Prototype of a mobile parcel station from the manufacturer Rinspeed.

The future of the last mile

How parcel delivery can become cheaper and more environmentally friendly.
Prototype of a mobile parcel station from the manufacturer Rinspeed.
Image: Rinspeed AG

The dogs of the future won’t be barking at the postman – our parcels will be delivered by a mobile parcel station. Economic experts have conducted a study on novel delivery systems using specially developed optimization algorithms. Their aim is to make shipping processes as environmentally friendly as possible in our towns and cities.

By Vivien Busse


We are increasingly hearing about an overwhelming rise in parcel volumes, delivery vehicles parked in the middle of busy streets and tough working conditions for postal workers. So, it’s time for something to change on the »last mile«, the term used to describe the last leg of the supply chain between postal distribution centres and private households.

A number of technology companies, such as the Swiss manufacturer Rinspeed, are currently developing mobile parcel stations that are controlled by algorithms and drive almost right up to your front door. Prof. Dr Nils Boysen and his team from the Chair of Operations Management are helping to develop and improve those algorithms. Their most recent study compared innovative delivery systems from different providers using optimization algorithms.

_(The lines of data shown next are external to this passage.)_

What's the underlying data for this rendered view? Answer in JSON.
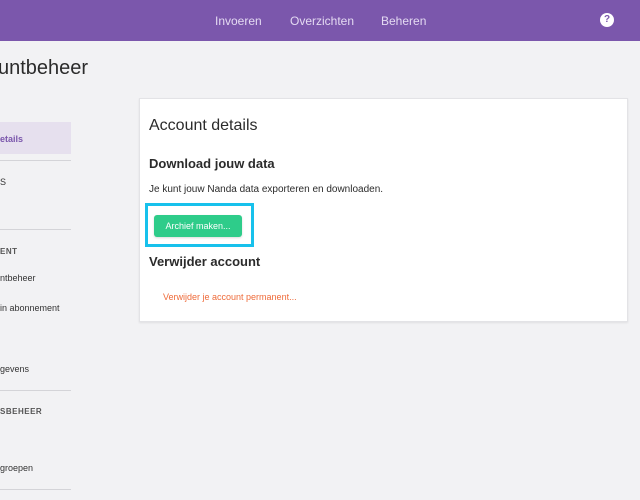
{
  "topbar": {
    "nav": [
      "Invoeren",
      "Overzichten",
      "Beheren"
    ],
    "help_icon": "?"
  },
  "page": {
    "title": "untbeheer"
  },
  "sidebar": {
    "items": [
      {
        "label": "etails",
        "active": true
      },
      {
        "label": "S"
      },
      {
        "header": "ENT"
      },
      {
        "label": "ntbeheer"
      },
      {
        "label": "in abonnement"
      },
      {
        "label": "gevens"
      },
      {
        "header": "SBEHEER"
      },
      {
        "label": "groepen"
      }
    ]
  },
  "card": {
    "title": "Account details",
    "download": {
      "heading": "Download jouw data",
      "text": "Je kunt jouw Nanda data exporteren en downloaden.",
      "button": "Archief maken..."
    },
    "delete": {
      "heading": "Verwijder account",
      "link": "Verwijder je account permanent..."
    }
  },
  "colors": {
    "topbar": "#7b57ac",
    "accent_green": "#2ecc8a",
    "highlight": "#17c1ec",
    "danger": "#ef6b3a"
  }
}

Portrait shot of project leader Nils Boysen, Professor of Operations Management. Portrait shot of project leader Nils Boysen, Professor of Operations Management. Image: Anne Günther (University of Jena)

Algorithms for controlling mobile parcel stations

In the future, instead of the postman ringing our doorbell, we might get a smartphone notification telling us that a mobile parcel station has just arrived at the end of our street and the parcel can be collected there. For this solution to work, the parcel stations will have to know where to park and when.

»Stationary parcel stations have been around for a long time«, says Prof. Dr Nils Boysen, who is leading the research project. »But they’re still not very common, so people have to go a long way to find the nearest one and often prefer to collect their parcels by car rather than on foot. That defeats the purpose«.

Dr Stefan Schwerdfeger, who is responsible for developing algorithms in the project, adds: »Mobile parcel stations would come much closer to customers and stop at the end of their street. Everyone on the same street would then be able to collect their parcels on foot. That would be better for the environment and would also save logistics providers time and money, especially if the parcel stations were also able to drive autonomously in the future«.

Thanks to information provided by their project partners at Rinspeed, the university researchers have developed optimization algorithms that tell the mobile parcel stations where to stop and for how long. »That sounds simple, but numerous factors have to be taken into account«, says Prof. Boysen.

First of all, customers will have to say when they will be at home or whether they would rather collect their parcel somewhere else, such as near their workplace. In addition, customers must be given enough time to collect their items before the parcel station continues to the next address. And a station can’t just stop anywhere; safety must be ensured, says Boysen.

With these factors and various other requirements in mind, the researchers are drawing up routes for mobile parcel stations to navigate towns and cities. »Our aim is to deliver a set volume of parcels at the lowest possible cost and with the smallest possible environmental impact«, says Stefan Schwerdfeger.

Comparing different concepts for mobile parcel stations

The researchers are using their algorithms to compare different concepts from various providers of mobile parcel stations. Stefan Schwerdfeger explains it like this: »Rinspeed, for example, doesn’t want to have the entire vehicle parked at the end of the street with the parcel station attached – it wants the parcel station to be automatically unloaded and picked up again later. In the meantime, the vehicle can continue its journey and deliver other parcel stations«.

Nils Boysen adds: »Our algorithms then tell us whether such a concept is beneficial. In this case, we’ve found that costs can be cut significantly by unloading the parcel stations, especially if you want to give customers more time to collect their items. After all, you won’t always be able to drop whatever you’re doing to sprint to the parcel station«. In the future, the researchers want to continue using their algorithms to improve deliveries over the last mile and help to deliver parcels to people in towns and cities as sustainably as possible.

Information

Original publication:

Who moves the locker? A benchmark study of alternative mobile parcel locker concepts (2022), http://dx.doi.org/10.2139/ssrn.4063099

Contact:

Operations Management
Nils Boysen, Univ.-Prof. Dr
Room 4.68
Carl-Zeiß-Straße 3
07743 Jena